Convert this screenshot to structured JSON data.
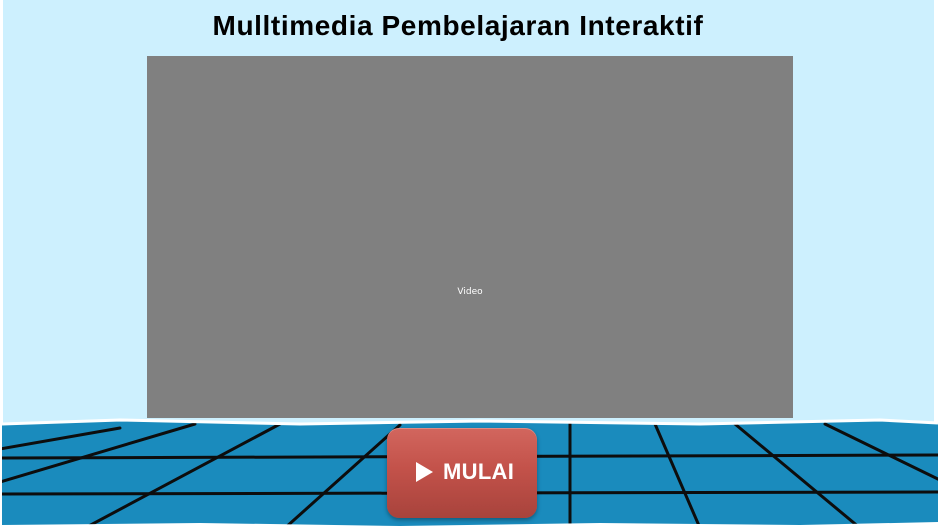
{
  "page": {
    "title": "Mulltimedia Pembelajaran Interaktif"
  },
  "video": {
    "label": "Video"
  },
  "start_button": {
    "label": "MULAI",
    "icon": "play-icon"
  },
  "colors": {
    "wall": "#cdf0fe",
    "floor": "#1a8bbd",
    "video_placeholder": "#808080",
    "button": "#c3524a"
  }
}
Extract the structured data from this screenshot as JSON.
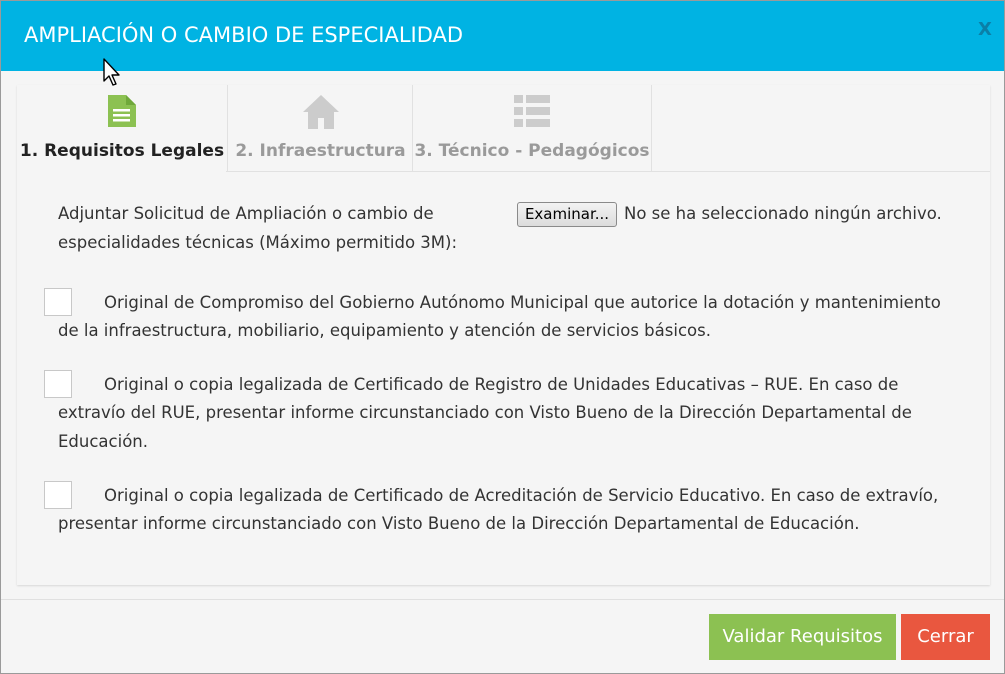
{
  "dialog": {
    "title": "AMPLIACIÓN O CAMBIO DE ESPECIALIDAD",
    "close_label": "X"
  },
  "tabs": [
    {
      "label": "1. Requisitos Legales",
      "icon": "document-icon",
      "active": true,
      "color": "#8cc152"
    },
    {
      "label": "2. Infraestructura",
      "icon": "home-icon",
      "active": false,
      "color": "#cccccc"
    },
    {
      "label": "3. Técnico - Pedagógicos",
      "icon": "list-icon",
      "active": false,
      "color": "#cccccc"
    }
  ],
  "upload": {
    "label_line1": "Adjuntar Solicitud de Ampliación o cambio de",
    "label_line2": "especialidades técnicas (Máximo permitido 3M):",
    "button_label": "Examinar...",
    "status": "No se ha seleccionado ningún archivo."
  },
  "requirements": [
    {
      "checked": false,
      "lines": [
        "Original de Compromiso del Gobierno Autónomo Municipal que autorice la dotación y mantenimiento",
        "de la infraestructura, mobiliario, equipamiento y atención de servicios básicos."
      ]
    },
    {
      "checked": false,
      "lines": [
        "Original o copia legalizada de Certificado de Registro de Unidades Educativas – RUE. En caso de",
        "extravío del RUE, presentar informe circunstanciado con Visto Bueno de la Dirección Departamental de",
        "Educación."
      ]
    },
    {
      "checked": false,
      "lines": [
        "Original o copia legalizada de Certificado de Acreditación de Servicio Educativo. En caso de extravío,",
        "presentar informe circunstanciado con Visto Bueno de la Dirección Departamental de Educación."
      ]
    }
  ],
  "footer": {
    "validate_label": "Validar Requisitos",
    "close_label": "Cerrar"
  },
  "colors": {
    "header": "#00b3e3",
    "validate": "#8cc152",
    "close": "#e9573f"
  }
}
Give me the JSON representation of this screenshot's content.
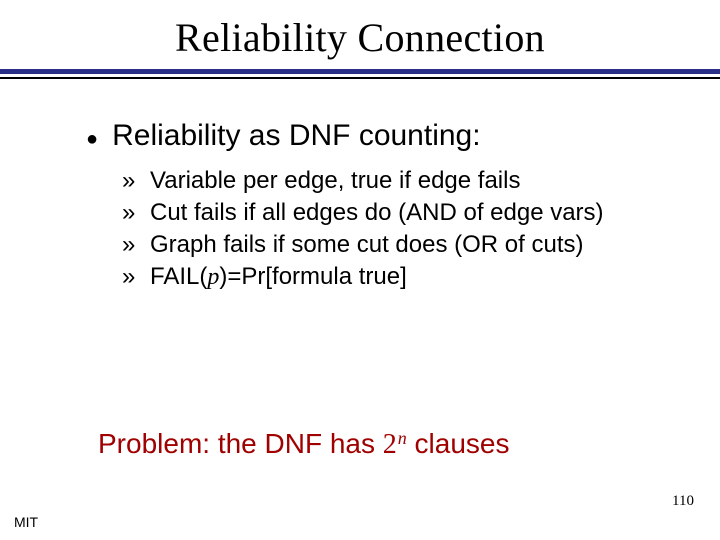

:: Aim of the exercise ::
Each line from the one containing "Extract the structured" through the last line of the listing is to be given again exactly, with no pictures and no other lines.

:: Response to this task ::
Extract the structured data from this screenshot as JSON.
{
  "dialog": {
    "title": "AMPLIACIÓN O CAMBIO DE ESPECIALIDAD",
    "close_label": "X"
  },
  "tabs": [
    {
      "label": "1. Requisitos Legales",
      "icon": "document-icon",
      "active": true,
      "color": "#8cc152"
    },
    {
      "label": "2. Infraestructura",
      "icon": "home-icon",
      "active": false,
      "color": "#cccccc"
    },
    {
      "label": "3. Técnico - Pedagógicos",
      "icon": "list-icon",
      "active": false,
      "color": "#cccccc"
    }
  ],
  "upload": {
    "label_line1": "Adjuntar Solicitud de Ampliación o cambio de",
    "label_line2": "especialidades técnicas (Máximo permitido 3M):",
    "button_label": "Examinar...",
    "status": "No se ha seleccionado ningún archivo."
  },
  "requirements": [
    {
      "checked": false,
      "lines": [
        "Original de Compromiso del Gobierno Autónomo Municipal que autorice la dotación y mantenimiento",
        "de la infraestructura, mobiliario, equipamiento y atención de servicios básicos."
      ]
    },
    {
      "checked": false,
      "lines": [
        "Original o copia legalizada de Certificado de Registro de Unidades Educativas – RUE. En caso de",
        "extravío del RUE, presentar informe circunstanciado con Visto Bueno de la Dirección Departamental de",
        "Educación."
      ]
    },
    {
      "checked": false,
      "lines": [
        "Original o copia legalizada de Certificado de Acreditación de Servicio Educativo. En caso de extravío,",
        "presentar informe circunstanciado con Visto Bueno de la Dirección Departamental de Educación."
      ]
    }
  ],
  "footer": {
    "validate_label": "Validar Requisitos",
    "close_label": "Cerrar"
  },
  "colors": {
    "header": "#00b3e3",
    "validate": "#8cc152",
    "close": "#e9573f"
  }
}
Give me the JSON representation of this screenshot's content.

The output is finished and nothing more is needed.